The African American Archaeological Resource Kit or ARK: This kit of teacher resource materials was assembled by Dr. Barbara Heath under the sponsorship of the Council of Virginia Archaeologists (COVA). It is organized around three actual archaeological sites in Virginia and contains artifacts; artifact identification flash cards; maps and site plans; a card game based on foodways; and explanatory material on each site. The kit circulates at no cost and is now available to be checked out by teachers, museums, and educational organizations. Contact Dee DeRoche, or by phone at (804) 482-6441.
The Virginia Indian Archaeological Resource Kit or ARK: The ARK contains books, drawings, videos, replicas, and a computer game that will give students a variety of ways to explore archaeology and the Indians of Virginia. The kit circulates on loan at no cost. Museums, teachers, and educational organizations may make a reservation to borrow the kit by contacting Dee DeRoche, or by phone at (804) 482-6441.
The Teacher Guide and Activity Book to Solving History’s Mysteries: The History Discovery Lab. Solving History's Mysteries is an exhibition at the Virginia Historical Society (located next to the Department of Historic Resources in Richmmond). The guide uses archaeological sites and historic places to illustrate the processes of discovering the tangible evidence of our past—how to read the history that is all around us. The exercises in the guide relate the importance of historic resources to students’ understanding of history and the past to their everyday lives.

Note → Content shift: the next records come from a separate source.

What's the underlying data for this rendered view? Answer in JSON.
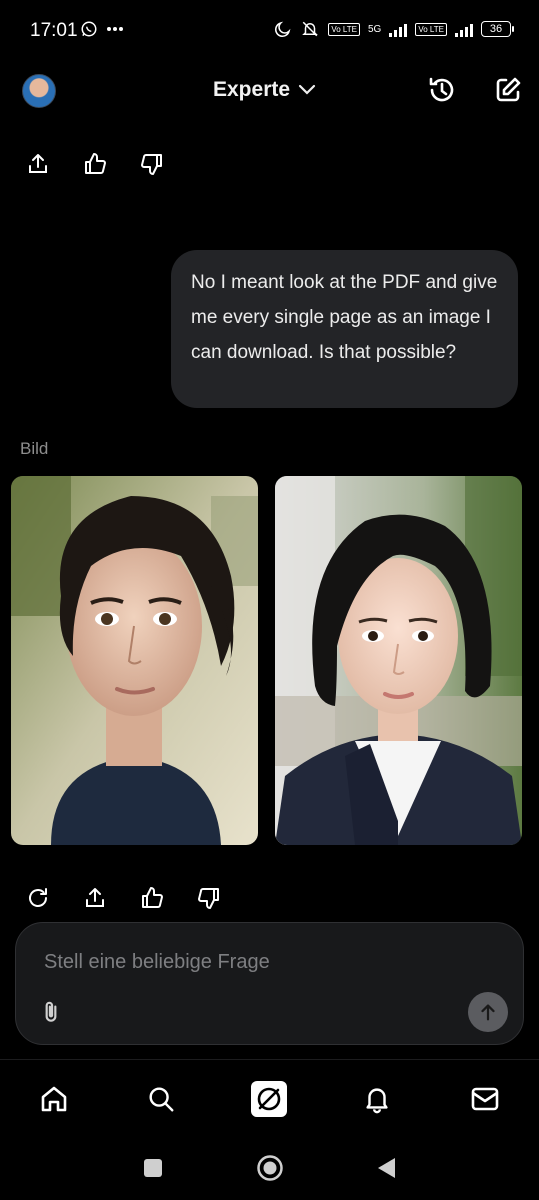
{
  "status_bar": {
    "time": "17:01",
    "battery": "36",
    "network": "5G",
    "volte": "Vo LTE"
  },
  "header": {
    "mode": "Experte",
    "icons": [
      "avatar",
      "history-icon",
      "compose-icon"
    ]
  },
  "conversation": {
    "user_message": "No I meant look at the PDF and give me every single page as an image I can download. Is that possible?",
    "image_caption": "Bild",
    "images": [
      {
        "name": "generated-image-1"
      },
      {
        "name": "generated-image-2"
      }
    ],
    "top_actions": [
      "share-icon",
      "thumbs-up-icon",
      "thumbs-down-icon"
    ],
    "bottom_actions": [
      "regenerate-icon",
      "share-icon",
      "thumbs-up-icon",
      "thumbs-down-icon"
    ]
  },
  "composer": {
    "placeholder": "Stell eine beliebige Frage",
    "value": ""
  },
  "bottom_nav": [
    "home-icon",
    "search-icon",
    "grok-icon",
    "notifications-icon",
    "messages-icon"
  ],
  "system_nav": [
    "recents-icon",
    "home-circle-icon",
    "back-icon"
  ],
  "colors": {
    "background": "#000000",
    "bubble": "#232427",
    "input_bg": "#18191b",
    "send_button": "#5b5c60"
  }
}
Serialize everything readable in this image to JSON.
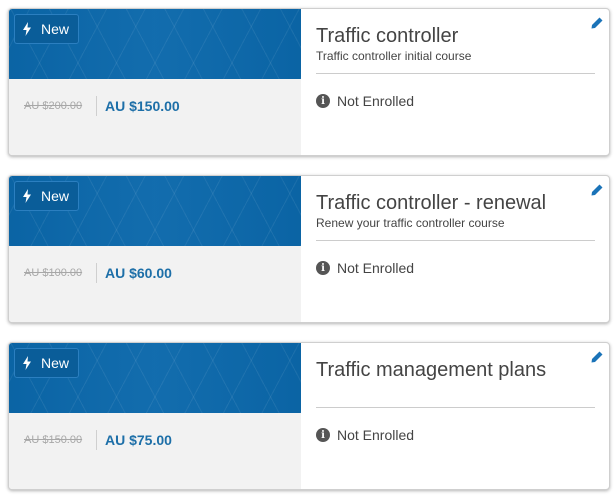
{
  "courses": [
    {
      "badge": "New",
      "old_price": "AU $200.00",
      "new_price": "AU $150.00",
      "title": "Traffic controller",
      "subtitle": "Traffic controller initial course",
      "status": "Not Enrolled"
    },
    {
      "badge": "New",
      "old_price": "AU $100.00",
      "new_price": "AU $60.00",
      "title": "Traffic controller - renewal",
      "subtitle": "Renew your traffic controller course",
      "status": "Not Enrolled"
    },
    {
      "badge": "New",
      "old_price": "AU $150.00",
      "new_price": "AU $75.00",
      "title": "Traffic management plans",
      "subtitle": "",
      "status": "Not Enrolled"
    }
  ],
  "colors": {
    "banner": "#0b68ab",
    "price_accent": "#1d6fa8",
    "edit_icon": "#1a73b8"
  },
  "icons": {
    "badge": "bolt-icon",
    "status": "info-icon",
    "edit": "pencil-icon"
  },
  "info_glyph": "i"
}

First People: The Early Indians of Virginia Find out about the ancient history of the native people of Virginia. Although the unit's webpages span the entire spectrum of native cultural history, they barely scratch the surface of what archaeologists and other scholars are learning about native Virginians.
How do we know about the Native Americans who were here when Europeans arrived? One source is the artwork of John White, who was governor of the “Lost Colony” that settled in present-day North Carolina in 1585.
White’s colorful eyewitness depictions of Indian life provide a compelling means for learning about the clothing, rituals, activities, food, and houses of Native Americans of the mid-Atlantic coastal region. Enter the Indian world of White’s paintings through an interactive education module developed by the Department of Historic Resources.
Based on three of White's watercolors, this module is a good online resource and springboard for learning about Indian life, especially for elementary school students. It combines history, archaeological artifacts, and the oral traditions of Native Americans today.